for the summer and fall of 2014, giving a greater than 50% chance that an El Niño event will occur by the summer. The April 10 El Niño discussion
from NOAA's Climate Prediction Center noted that "there remains considerable uncertainty as to when El Niño will develop and how strong it may become. This uncertainty is amplified by the inherently lower forecast skill of the models for forecasts made in the spring."
None of the El Niño models
(updated in mid-April 2014) predict La Niña conditions for peak hurricane season, August-September-October 2014, and 16 of 20 predict El Niño conditions. Temperatures in the equatorial Eastern Pacific need to be 0.5°C above average or warmer for three consecutive months for an El Niño episode to be declared; sea surface temperatures were +0.2°C from average as of April 21. El Niño conditions tend to make quieter than average Atlantic hurricane seasons, due to an increase in upper-level winds that create strong wind shear over the Tropical Atlantic. There is currently a Westerly Wind Burst
(WWB) over the equatorial Pacific Ocean that is helping push warm water eastwards towards South America. If this Westerly Wind Burst persists and expands eastwards through early May, the odds of an El Niño event will increase.Arctic sea ice falls to 5th lowest March extent on record
Arctic sea ice extent during March was 5th lowest in the 36-year satellite record, according to the National Snow and Ice Data Center
(NSIDC). The winter maximum extent of Arctic sea ice came on March 21, and was the 5th lowest such peak on record. Temperatures in the Arctic were 2 - 6°C (4 -11°F) above average during the last half of the month, but a late-season surge in ice extent came as the Arctic Oscillation turned strongly positive the second week of March, with unusually low sea level pressure in the eastern Arctic and the northern North Atlantic. The associated pattern of surface winds helped to spread out the ice pack, keeping ice extent greater than it would have been. There was a modest increase in thick, multi-year ice over the winter, and the Arctic is in better shape to resist a record summer melt season this year than it was in 2013.Figure 2.
Regions most at risk of severe weather for the period Saturday, April 26 - Monday, April 28, 2014, as predicted by NOAA's Storm Prediction Center
at 4:15 am EDT Wednesday, April 23, 2014.Weekend tornado and severe weather outbreak coming for the Plains

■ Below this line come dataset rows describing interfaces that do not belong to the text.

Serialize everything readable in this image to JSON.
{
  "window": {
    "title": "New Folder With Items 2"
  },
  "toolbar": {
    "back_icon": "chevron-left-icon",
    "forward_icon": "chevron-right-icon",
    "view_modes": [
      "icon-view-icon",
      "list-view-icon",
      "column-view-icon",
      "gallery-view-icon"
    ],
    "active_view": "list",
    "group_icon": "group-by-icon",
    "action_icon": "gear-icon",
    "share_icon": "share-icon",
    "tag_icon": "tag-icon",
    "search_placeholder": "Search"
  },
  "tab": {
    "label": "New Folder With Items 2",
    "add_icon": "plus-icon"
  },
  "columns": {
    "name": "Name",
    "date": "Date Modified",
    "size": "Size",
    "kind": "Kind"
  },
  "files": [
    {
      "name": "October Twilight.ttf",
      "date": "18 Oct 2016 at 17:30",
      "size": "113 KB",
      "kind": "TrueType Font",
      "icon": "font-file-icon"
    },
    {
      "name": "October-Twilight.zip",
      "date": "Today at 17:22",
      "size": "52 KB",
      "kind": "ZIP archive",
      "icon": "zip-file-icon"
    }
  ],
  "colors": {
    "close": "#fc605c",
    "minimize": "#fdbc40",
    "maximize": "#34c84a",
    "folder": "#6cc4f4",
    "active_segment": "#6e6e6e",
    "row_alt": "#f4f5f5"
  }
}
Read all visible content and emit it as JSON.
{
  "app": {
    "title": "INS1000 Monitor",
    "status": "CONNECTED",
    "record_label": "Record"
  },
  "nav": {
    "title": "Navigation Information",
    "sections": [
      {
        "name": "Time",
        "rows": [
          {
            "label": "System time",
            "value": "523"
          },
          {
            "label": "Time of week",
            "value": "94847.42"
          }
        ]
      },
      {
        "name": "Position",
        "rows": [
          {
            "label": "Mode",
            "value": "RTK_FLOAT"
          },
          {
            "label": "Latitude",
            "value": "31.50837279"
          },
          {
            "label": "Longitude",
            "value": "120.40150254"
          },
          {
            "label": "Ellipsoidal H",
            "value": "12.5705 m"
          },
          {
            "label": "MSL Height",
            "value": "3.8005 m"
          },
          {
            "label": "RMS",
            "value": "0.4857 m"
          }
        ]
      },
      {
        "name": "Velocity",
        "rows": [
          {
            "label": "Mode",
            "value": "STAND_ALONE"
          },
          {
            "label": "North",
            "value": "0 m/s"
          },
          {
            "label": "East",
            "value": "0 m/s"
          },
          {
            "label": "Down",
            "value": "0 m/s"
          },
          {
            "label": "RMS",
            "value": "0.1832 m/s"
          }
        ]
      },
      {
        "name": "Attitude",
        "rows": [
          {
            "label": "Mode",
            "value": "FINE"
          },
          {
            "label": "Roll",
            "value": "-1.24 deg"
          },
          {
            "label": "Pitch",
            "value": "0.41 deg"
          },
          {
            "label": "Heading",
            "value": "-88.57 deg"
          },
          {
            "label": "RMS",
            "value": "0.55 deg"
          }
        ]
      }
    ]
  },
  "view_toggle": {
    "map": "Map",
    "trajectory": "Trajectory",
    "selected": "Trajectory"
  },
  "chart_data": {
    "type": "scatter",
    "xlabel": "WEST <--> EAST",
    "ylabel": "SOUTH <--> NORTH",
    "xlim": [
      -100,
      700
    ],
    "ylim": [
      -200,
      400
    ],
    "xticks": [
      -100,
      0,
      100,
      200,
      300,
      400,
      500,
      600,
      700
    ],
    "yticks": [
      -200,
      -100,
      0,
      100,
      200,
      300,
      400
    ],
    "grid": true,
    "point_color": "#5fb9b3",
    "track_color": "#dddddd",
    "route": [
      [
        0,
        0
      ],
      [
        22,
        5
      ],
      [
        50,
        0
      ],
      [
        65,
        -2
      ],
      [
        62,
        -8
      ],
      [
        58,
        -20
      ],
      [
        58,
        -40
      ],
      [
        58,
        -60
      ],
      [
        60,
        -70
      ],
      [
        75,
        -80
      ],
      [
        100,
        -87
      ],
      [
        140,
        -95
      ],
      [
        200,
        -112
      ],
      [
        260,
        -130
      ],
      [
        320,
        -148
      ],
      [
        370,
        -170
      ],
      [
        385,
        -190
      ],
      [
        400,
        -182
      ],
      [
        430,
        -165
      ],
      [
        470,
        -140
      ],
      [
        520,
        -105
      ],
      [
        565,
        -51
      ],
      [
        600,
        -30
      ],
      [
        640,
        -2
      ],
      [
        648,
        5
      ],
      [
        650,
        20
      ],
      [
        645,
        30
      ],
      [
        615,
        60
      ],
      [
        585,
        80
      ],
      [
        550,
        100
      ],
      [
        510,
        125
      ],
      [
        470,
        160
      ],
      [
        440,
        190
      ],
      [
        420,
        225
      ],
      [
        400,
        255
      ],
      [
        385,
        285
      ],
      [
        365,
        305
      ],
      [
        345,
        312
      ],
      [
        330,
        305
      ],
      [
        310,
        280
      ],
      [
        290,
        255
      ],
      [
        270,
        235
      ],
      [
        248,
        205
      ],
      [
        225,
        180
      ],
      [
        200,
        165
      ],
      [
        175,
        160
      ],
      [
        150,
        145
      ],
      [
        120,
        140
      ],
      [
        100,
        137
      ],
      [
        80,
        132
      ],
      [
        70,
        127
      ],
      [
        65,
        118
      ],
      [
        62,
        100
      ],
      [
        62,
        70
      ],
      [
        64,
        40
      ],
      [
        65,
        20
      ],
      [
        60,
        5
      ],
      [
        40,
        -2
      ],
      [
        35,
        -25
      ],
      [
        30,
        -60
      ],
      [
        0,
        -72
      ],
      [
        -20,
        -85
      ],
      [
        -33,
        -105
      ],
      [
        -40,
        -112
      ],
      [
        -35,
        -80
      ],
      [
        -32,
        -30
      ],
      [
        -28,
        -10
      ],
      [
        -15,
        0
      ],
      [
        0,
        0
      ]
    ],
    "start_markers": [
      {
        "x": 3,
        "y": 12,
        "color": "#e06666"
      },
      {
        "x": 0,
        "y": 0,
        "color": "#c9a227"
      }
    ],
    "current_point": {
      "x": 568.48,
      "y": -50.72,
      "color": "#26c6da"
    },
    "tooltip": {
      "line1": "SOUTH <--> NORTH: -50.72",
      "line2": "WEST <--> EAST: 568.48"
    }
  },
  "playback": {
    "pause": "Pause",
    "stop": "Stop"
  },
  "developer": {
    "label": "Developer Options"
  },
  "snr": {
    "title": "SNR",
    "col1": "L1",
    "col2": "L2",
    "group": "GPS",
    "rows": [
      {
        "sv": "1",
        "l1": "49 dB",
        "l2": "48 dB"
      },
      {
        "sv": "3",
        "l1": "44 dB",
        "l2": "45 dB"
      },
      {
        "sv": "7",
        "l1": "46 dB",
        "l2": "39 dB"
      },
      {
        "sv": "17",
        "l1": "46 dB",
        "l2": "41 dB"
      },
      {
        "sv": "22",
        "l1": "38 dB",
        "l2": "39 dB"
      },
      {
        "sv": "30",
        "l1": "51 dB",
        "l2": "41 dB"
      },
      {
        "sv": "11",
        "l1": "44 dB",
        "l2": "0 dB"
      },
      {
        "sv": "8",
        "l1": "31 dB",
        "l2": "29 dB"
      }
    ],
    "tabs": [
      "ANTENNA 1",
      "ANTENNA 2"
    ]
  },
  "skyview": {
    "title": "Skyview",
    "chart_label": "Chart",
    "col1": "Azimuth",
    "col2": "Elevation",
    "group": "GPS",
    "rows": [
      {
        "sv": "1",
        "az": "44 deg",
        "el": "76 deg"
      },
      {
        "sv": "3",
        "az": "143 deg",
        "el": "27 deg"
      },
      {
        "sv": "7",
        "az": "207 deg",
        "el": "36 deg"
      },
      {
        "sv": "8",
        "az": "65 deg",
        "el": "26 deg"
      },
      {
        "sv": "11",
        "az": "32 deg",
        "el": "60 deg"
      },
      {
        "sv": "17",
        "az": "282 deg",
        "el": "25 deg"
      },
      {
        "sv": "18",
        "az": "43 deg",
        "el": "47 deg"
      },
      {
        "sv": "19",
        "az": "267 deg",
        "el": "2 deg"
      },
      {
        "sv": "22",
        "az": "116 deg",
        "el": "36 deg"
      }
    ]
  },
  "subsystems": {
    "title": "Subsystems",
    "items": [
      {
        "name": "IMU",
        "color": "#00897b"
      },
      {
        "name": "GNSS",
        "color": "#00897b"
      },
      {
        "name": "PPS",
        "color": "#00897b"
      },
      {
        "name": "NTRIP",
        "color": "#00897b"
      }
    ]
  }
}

A significant multi-day severe weather event is expected Saturday, Sunday, and Monday across the Central U.S. A strong low pressure system will trundle slowly across the region, spawning supercell thunderstorms capable of generating large hail, damaging winds, and a few strong tornadoes. The action will begin Saturday afternoon along a swath from Central Texas northwards into Oklahoma and Kansas, then gradually shift eastwards on Sunday and Monday. Recent runs of the GFS and European model have been very consistent in showing moderate to extreme instability in the warm air ahead of the storm's cold front Saturday through Monday, and this weekend's severe weather outbreak has the potential to be the most dangerous one of this relatively quiet 2014. This year has yet to spawn a killer tornado, setting a new record for latest date of the year's first killer tornado. The previous record belonged to 2002, when the year's first killer tornado struck April 21 (an F-3 that killed a man in a mobile home in a rural area of Wayne County, Illinois.) The relatively cool and dry weather across Tornado Alley so far this year has led to no EF-3 or stronger tornadoes as of April 23, and that's also a record-long wait since modern tornado records began in 1950. According to tornado historian Tom Grazulis' book, Significant Tornadoes 1680-1991
, "serious efforts" to document all tornadoes began in 1953, which was the first full year of tornado watches issued by the U.S. Weather Bureau, now the National Weather Service.
I'll have a new post on Friday.